Three years later, on 26 March 1707, Margareta was compelled to pick up her pen once again and write to the commission responsible for planned reductions during the reign of Karl XI, wherein Ugglansryd was likely to be included. Her pleas as a “poor” and “very sad” widow to be allowed to retain the family manor, the income from which she claimed was maintaining her, were successful.14Rosengren, Ny Smålands Beskrifning, 10 She was allowed to keep it, and Ugglansryd would remain in the Påhlman family until 1798.
In 1709, Margareta’s sons Göran and Carl Gustaf were captured in Perevolochna during the Battle of Poltava between Russia and Sweden.15Sweden lost the battle, and with it much of its power in Europe.
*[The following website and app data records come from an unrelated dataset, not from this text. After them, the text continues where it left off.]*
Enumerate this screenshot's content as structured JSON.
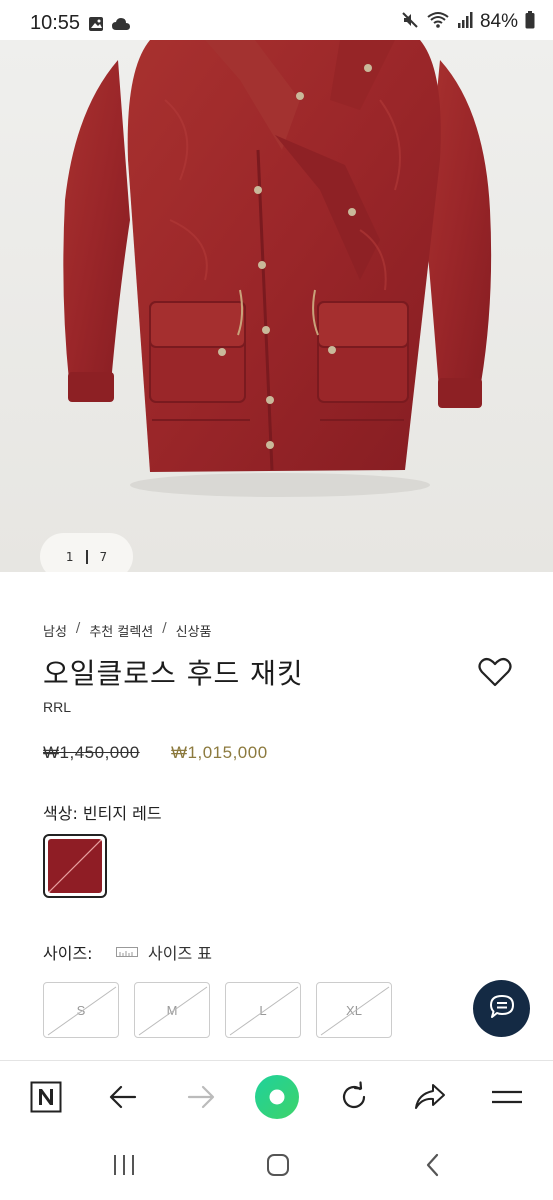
{
  "status_bar": {
    "time": "10:55",
    "battery": "84%",
    "icons": [
      "image-icon",
      "cloud-icon",
      "mute-icon",
      "wifi-icon",
      "signal-icon",
      "battery-icon"
    ]
  },
  "gallery": {
    "current": "1",
    "total": "7"
  },
  "product": {
    "breadcrumb": [
      "남성",
      "추천 컬렉션",
      "신상품"
    ],
    "title": "오일클로스 후드 재킷",
    "brand": "RRL",
    "price_original": "₩1,450,000",
    "price_sale": "₩1,015,000",
    "color_label": "색상: 빈티지 레드",
    "swatch_color": "#8f1d25",
    "size_label": "사이즈:",
    "size_chart_label": "사이즈 표",
    "sizes": [
      "S",
      "M",
      "L",
      "XL"
    ]
  },
  "colors": {
    "accent_price": "#8c7a3e",
    "fab": "#142a44",
    "jacket": "#9e2a2d"
  },
  "toolbar": {
    "icons": [
      "naver-n-icon",
      "back-arrow-icon",
      "forward-arrow-icon",
      "home-green-icon",
      "refresh-icon",
      "share-icon",
      "menu-icon"
    ]
  },
  "navbar": {
    "icons": [
      "recent-apps-icon",
      "home-icon",
      "back-icon"
    ]
  }
}
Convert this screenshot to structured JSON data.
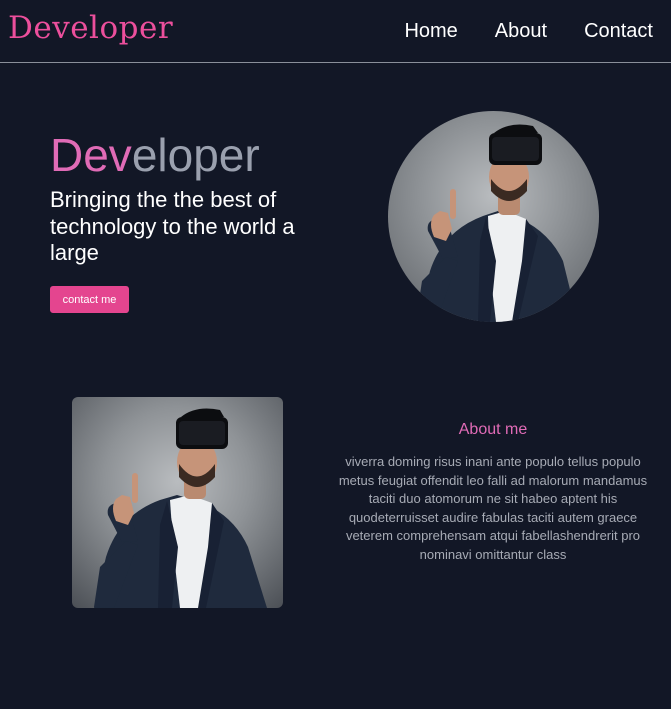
{
  "header": {
    "logo": "Developer",
    "nav": {
      "home": "Home",
      "about": "About",
      "contact": "Contact"
    }
  },
  "hero": {
    "title_accent": "Dev",
    "title_rest": "eloper",
    "subtitle": "Bringing the the best of technology to the world a large",
    "cta": "contact me"
  },
  "about": {
    "title": "About me",
    "body": "viverra doming risus inani ante populo tellus populo metus feugiat offendit leo falli ad malorum mandamus taciti duo atomorum ne sit habeo aptent his quodeterruisset audire fabulas taciti autem graece veterem comprehensam atqui fabellashendrerit pro nominavi omittantur class"
  },
  "colors": {
    "background": "#121726",
    "accent": "#e4458f",
    "accent_text": "#e06bb6",
    "muted_text": "#9aa0ae"
  }
}
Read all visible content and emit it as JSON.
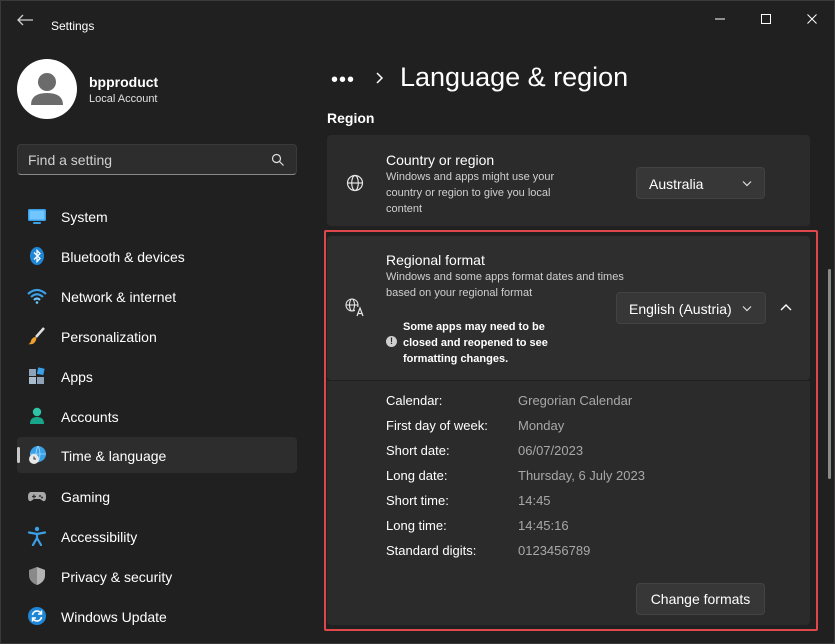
{
  "window": {
    "title": "Settings"
  },
  "profile": {
    "name": "bpproduct",
    "account_type": "Local Account"
  },
  "search": {
    "placeholder": "Find a setting"
  },
  "nav": [
    {
      "label": "System",
      "icon": "monitor-icon",
      "active": false
    },
    {
      "label": "Bluetooth & devices",
      "icon": "bluetooth-icon",
      "active": false
    },
    {
      "label": "Network & internet",
      "icon": "wifi-icon",
      "active": false
    },
    {
      "label": "Personalization",
      "icon": "paintbrush-icon",
      "active": false
    },
    {
      "label": "Apps",
      "icon": "apps-icon",
      "active": false
    },
    {
      "label": "Accounts",
      "icon": "person-icon",
      "active": false
    },
    {
      "label": "Time & language",
      "icon": "globe-clock-icon",
      "active": true
    },
    {
      "label": "Gaming",
      "icon": "gamepad-icon",
      "active": false
    },
    {
      "label": "Accessibility",
      "icon": "accessibility-icon",
      "active": false
    },
    {
      "label": "Privacy & security",
      "icon": "shield-icon",
      "active": false
    },
    {
      "label": "Windows Update",
      "icon": "update-icon",
      "active": false
    }
  ],
  "header": {
    "breadcrumb_more": "•••",
    "title": "Language & region"
  },
  "region": {
    "section_title": "Region",
    "country": {
      "title": "Country or region",
      "description": "Windows and apps might use your country or region to give you local content",
      "value": "Australia"
    },
    "format": {
      "title": "Regional format",
      "description": "Windows and some apps format dates and times based on your regional format",
      "note": "Some apps may need to be closed and reopened to see formatting changes.",
      "value": "English (Austria)",
      "details": [
        {
          "label": "Calendar:",
          "value": "Gregorian Calendar"
        },
        {
          "label": "First day of week:",
          "value": "Monday"
        },
        {
          "label": "Short date:",
          "value": "06/07/2023"
        },
        {
          "label": "Long date:",
          "value": "Thursday, 6 July 2023"
        },
        {
          "label": "Short time:",
          "value": "14:45"
        },
        {
          "label": "Long time:",
          "value": "14:45:16"
        },
        {
          "label": "Standard digits:",
          "value": "0123456789"
        }
      ],
      "change_button": "Change formats"
    }
  },
  "colors": {
    "background": "#202020",
    "card": "#2b2b2b",
    "highlight": "#e0474c",
    "accent": "#4cc2ff"
  }
}
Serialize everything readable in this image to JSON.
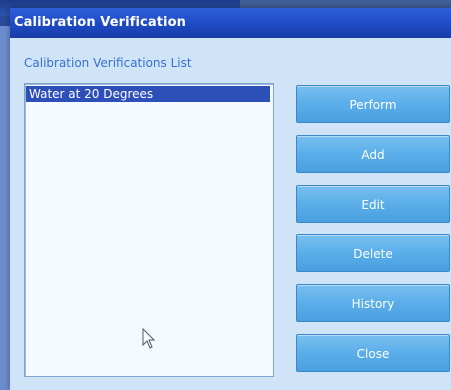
{
  "dialog": {
    "title": "Calibration Verification",
    "list_label": "Calibration Verifications List",
    "list_items": [
      {
        "label": "Water at 20 Degrees",
        "selected": true
      }
    ]
  },
  "buttons": {
    "perform": "Perform",
    "add": "Add",
    "edit": "Edit",
    "delete": "Delete",
    "history": "History",
    "close": "Close"
  },
  "colors": {
    "titlebar": "#1f4ac5",
    "dialog_background": "#cfe4f7",
    "button": "#5aaee9",
    "selection": "#2d4fb8",
    "label_text": "#3a6fd0"
  }
}
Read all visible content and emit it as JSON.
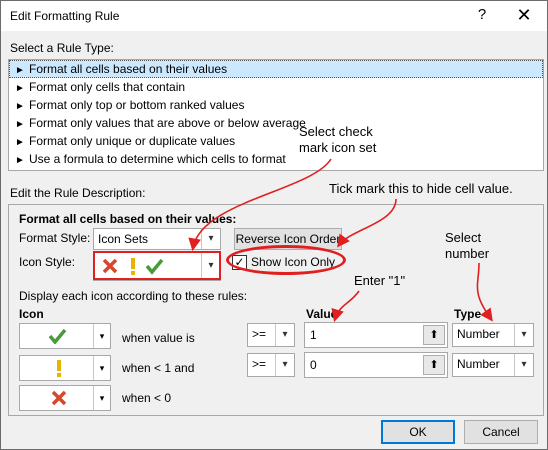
{
  "window": {
    "title": "Edit Formatting Rule",
    "help_glyph": "?",
    "close_glyph": "✕"
  },
  "rule_type": {
    "label": "Select a Rule Type:",
    "items": [
      "Format all cells based on their values",
      "Format only cells that contain",
      "Format only top or bottom ranked values",
      "Format only values that are above or below average",
      "Format only unique or duplicate values",
      "Use a formula to determine which cells to format"
    ],
    "selected_index": 0
  },
  "description": {
    "label": "Edit the Rule Description:",
    "heading": "Format all cells based on their values:",
    "format_style_label": "Format Style:",
    "format_style_value": "Icon Sets",
    "reverse_button": "Reverse Icon Order",
    "icon_style_label": "Icon Style:",
    "show_icon_only_label": "Show Icon Only",
    "show_icon_only_checked": true,
    "rules_caption": "Display each icon according to these rules:",
    "col_icon": "Icon",
    "col_value": "Value",
    "col_type": "Type",
    "rows": [
      {
        "icon": "green-check-icon",
        "condition": "when value is",
        "operator": ">=",
        "value": "1",
        "type": "Number"
      },
      {
        "icon": "yellow-exclamation-icon",
        "condition": "when < 1 and",
        "operator": ">=",
        "value": "0",
        "type": "Number"
      },
      {
        "icon": "red-x-icon",
        "condition": "when < 0"
      }
    ]
  },
  "footer": {
    "ok": "OK",
    "cancel": "Cancel"
  },
  "annotations": {
    "select_icon_set_line1": "Select check",
    "select_icon_set_line2": "mark icon set",
    "tick_mark": "Tick mark this to hide cell value.",
    "enter_one": "Enter \"1\"",
    "select_number_line1": "Select",
    "select_number_line2": "number"
  },
  "colors": {
    "annotation_red": "#e02020",
    "check_green": "#4a9a3b",
    "exclaim_yellow": "#e8b400",
    "x_red": "#d9472b"
  }
}
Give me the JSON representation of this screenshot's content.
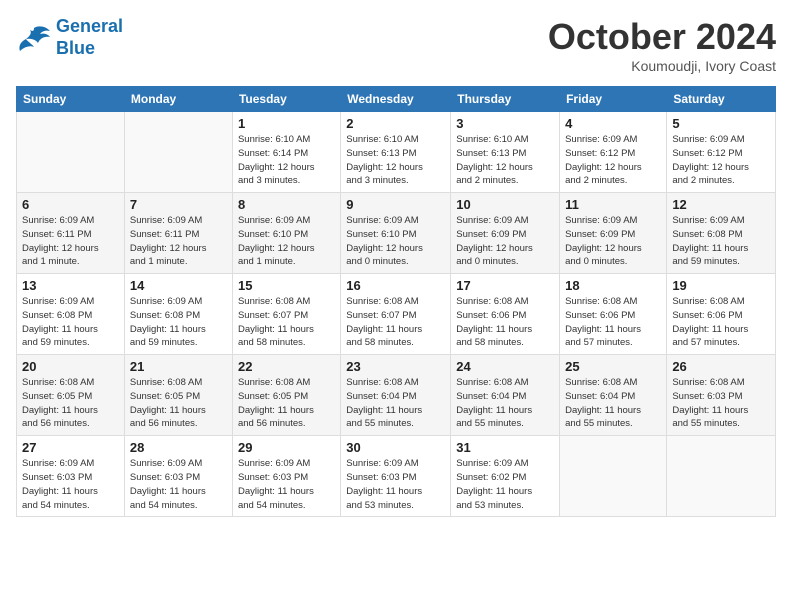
{
  "logo": {
    "line1": "General",
    "line2": "Blue"
  },
  "title": "October 2024",
  "subtitle": "Koumoudji, Ivory Coast",
  "days_of_week": [
    "Sunday",
    "Monday",
    "Tuesday",
    "Wednesday",
    "Thursday",
    "Friday",
    "Saturday"
  ],
  "weeks": [
    [
      {
        "day": "",
        "info": ""
      },
      {
        "day": "",
        "info": ""
      },
      {
        "day": "1",
        "info": "Sunrise: 6:10 AM\nSunset: 6:14 PM\nDaylight: 12 hours\nand 3 minutes."
      },
      {
        "day": "2",
        "info": "Sunrise: 6:10 AM\nSunset: 6:13 PM\nDaylight: 12 hours\nand 3 minutes."
      },
      {
        "day": "3",
        "info": "Sunrise: 6:10 AM\nSunset: 6:13 PM\nDaylight: 12 hours\nand 2 minutes."
      },
      {
        "day": "4",
        "info": "Sunrise: 6:09 AM\nSunset: 6:12 PM\nDaylight: 12 hours\nand 2 minutes."
      },
      {
        "day": "5",
        "info": "Sunrise: 6:09 AM\nSunset: 6:12 PM\nDaylight: 12 hours\nand 2 minutes."
      }
    ],
    [
      {
        "day": "6",
        "info": "Sunrise: 6:09 AM\nSunset: 6:11 PM\nDaylight: 12 hours\nand 1 minute."
      },
      {
        "day": "7",
        "info": "Sunrise: 6:09 AM\nSunset: 6:11 PM\nDaylight: 12 hours\nand 1 minute."
      },
      {
        "day": "8",
        "info": "Sunrise: 6:09 AM\nSunset: 6:10 PM\nDaylight: 12 hours\nand 1 minute."
      },
      {
        "day": "9",
        "info": "Sunrise: 6:09 AM\nSunset: 6:10 PM\nDaylight: 12 hours\nand 0 minutes."
      },
      {
        "day": "10",
        "info": "Sunrise: 6:09 AM\nSunset: 6:09 PM\nDaylight: 12 hours\nand 0 minutes."
      },
      {
        "day": "11",
        "info": "Sunrise: 6:09 AM\nSunset: 6:09 PM\nDaylight: 12 hours\nand 0 minutes."
      },
      {
        "day": "12",
        "info": "Sunrise: 6:09 AM\nSunset: 6:08 PM\nDaylight: 11 hours\nand 59 minutes."
      }
    ],
    [
      {
        "day": "13",
        "info": "Sunrise: 6:09 AM\nSunset: 6:08 PM\nDaylight: 11 hours\nand 59 minutes."
      },
      {
        "day": "14",
        "info": "Sunrise: 6:09 AM\nSunset: 6:08 PM\nDaylight: 11 hours\nand 59 minutes."
      },
      {
        "day": "15",
        "info": "Sunrise: 6:08 AM\nSunset: 6:07 PM\nDaylight: 11 hours\nand 58 minutes."
      },
      {
        "day": "16",
        "info": "Sunrise: 6:08 AM\nSunset: 6:07 PM\nDaylight: 11 hours\nand 58 minutes."
      },
      {
        "day": "17",
        "info": "Sunrise: 6:08 AM\nSunset: 6:06 PM\nDaylight: 11 hours\nand 58 minutes."
      },
      {
        "day": "18",
        "info": "Sunrise: 6:08 AM\nSunset: 6:06 PM\nDaylight: 11 hours\nand 57 minutes."
      },
      {
        "day": "19",
        "info": "Sunrise: 6:08 AM\nSunset: 6:06 PM\nDaylight: 11 hours\nand 57 minutes."
      }
    ],
    [
      {
        "day": "20",
        "info": "Sunrise: 6:08 AM\nSunset: 6:05 PM\nDaylight: 11 hours\nand 56 minutes."
      },
      {
        "day": "21",
        "info": "Sunrise: 6:08 AM\nSunset: 6:05 PM\nDaylight: 11 hours\nand 56 minutes."
      },
      {
        "day": "22",
        "info": "Sunrise: 6:08 AM\nSunset: 6:05 PM\nDaylight: 11 hours\nand 56 minutes."
      },
      {
        "day": "23",
        "info": "Sunrise: 6:08 AM\nSunset: 6:04 PM\nDaylight: 11 hours\nand 55 minutes."
      },
      {
        "day": "24",
        "info": "Sunrise: 6:08 AM\nSunset: 6:04 PM\nDaylight: 11 hours\nand 55 minutes."
      },
      {
        "day": "25",
        "info": "Sunrise: 6:08 AM\nSunset: 6:04 PM\nDaylight: 11 hours\nand 55 minutes."
      },
      {
        "day": "26",
        "info": "Sunrise: 6:08 AM\nSunset: 6:03 PM\nDaylight: 11 hours\nand 55 minutes."
      }
    ],
    [
      {
        "day": "27",
        "info": "Sunrise: 6:09 AM\nSunset: 6:03 PM\nDaylight: 11 hours\nand 54 minutes."
      },
      {
        "day": "28",
        "info": "Sunrise: 6:09 AM\nSunset: 6:03 PM\nDaylight: 11 hours\nand 54 minutes."
      },
      {
        "day": "29",
        "info": "Sunrise: 6:09 AM\nSunset: 6:03 PM\nDaylight: 11 hours\nand 54 minutes."
      },
      {
        "day": "30",
        "info": "Sunrise: 6:09 AM\nSunset: 6:03 PM\nDaylight: 11 hours\nand 53 minutes."
      },
      {
        "day": "31",
        "info": "Sunrise: 6:09 AM\nSunset: 6:02 PM\nDaylight: 11 hours\nand 53 minutes."
      },
      {
        "day": "",
        "info": ""
      },
      {
        "day": "",
        "info": ""
      }
    ]
  ]
}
They were banished to Tobolsk in Siberia, and would not return during Margareta’s lifetime. She died in 1716.16Johan Axel Almquist, Frälsegodsen I Sverige Under Storhetstiden: Med Särskild Hänsyn Till Proveniens Och Säteribildning [Salvage estates in Sweden during the Age of Greatness: With Special Consideration to Provenance and Settlement Formation], Issue 1, Volume 3 (Stockholm: Norstedt, 1976), 1239, 1656